§ **What to produce**
Print all the entries verbatim.

Dataset rows describing interfaces:
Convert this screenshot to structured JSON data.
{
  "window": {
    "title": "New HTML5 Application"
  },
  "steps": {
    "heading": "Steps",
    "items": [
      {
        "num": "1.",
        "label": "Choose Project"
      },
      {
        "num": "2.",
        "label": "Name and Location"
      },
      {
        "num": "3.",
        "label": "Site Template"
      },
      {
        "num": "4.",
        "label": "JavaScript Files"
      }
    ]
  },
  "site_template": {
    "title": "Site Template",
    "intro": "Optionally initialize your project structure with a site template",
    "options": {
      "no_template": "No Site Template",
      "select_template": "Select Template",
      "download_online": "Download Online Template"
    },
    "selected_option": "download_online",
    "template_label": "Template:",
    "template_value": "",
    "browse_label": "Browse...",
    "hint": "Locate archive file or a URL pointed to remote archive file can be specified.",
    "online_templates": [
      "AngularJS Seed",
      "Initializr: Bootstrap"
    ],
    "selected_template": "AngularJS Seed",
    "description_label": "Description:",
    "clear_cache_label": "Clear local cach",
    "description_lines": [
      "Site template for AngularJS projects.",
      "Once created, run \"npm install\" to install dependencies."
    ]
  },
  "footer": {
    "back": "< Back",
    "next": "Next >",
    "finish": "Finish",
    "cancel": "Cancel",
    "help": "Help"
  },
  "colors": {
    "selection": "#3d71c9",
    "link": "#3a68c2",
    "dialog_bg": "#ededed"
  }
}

§ **Result**
Convert this screenshot to structured JSON data.
{
  "window": {
    "title": "New HTML5 Application"
  },
  "steps": {
    "heading": "Steps",
    "items": [
      {
        "num": "1.",
        "label": "Choose Project"
      },
      {
        "num": "2.",
        "label": "Name and Location"
      },
      {
        "num": "3.",
        "label": "Site Template"
      },
      {
        "num": "4.",
        "label": "JavaScript Files"
      }
    ]
  },
  "site_template": {
    "title": "Site Template",
    "intro": "Optionally initialize your project structure with a site template",
    "options": {
      "no_template": "No Site Template",
      "select_template": "Select Template",
      "download_online": "Download Online Template"
    },
    "selected_option": "download_online",
    "template_label": "Template:",
    "template_value": "",
    "browse_label": "Browse...",
    "hint": "Locate archive file or a URL pointed to remote archive file can be specified.",
    "online_templates": [
      "AngularJS Seed",
      "Initializr: Bootstrap"
    ],
    "selected_template": "AngularJS Seed",
    "description_label": "Description:",
    "clear_cache_label": "Clear local cach",
    "description_lines": [
      "Site template for AngularJS projects.",
      "Once created, run \"npm install\" to install dependencies."
    ]
  },
  "footer": {
    "back": "< Back",
    "next": "Next >",
    "finish": "Finish",
    "cancel": "Cancel",
    "help": "Help"
  },
  "colors": {
    "selection": "#3d71c9",
    "link": "#3a68c2",
    "dialog_bg": "#ededed"
  }
}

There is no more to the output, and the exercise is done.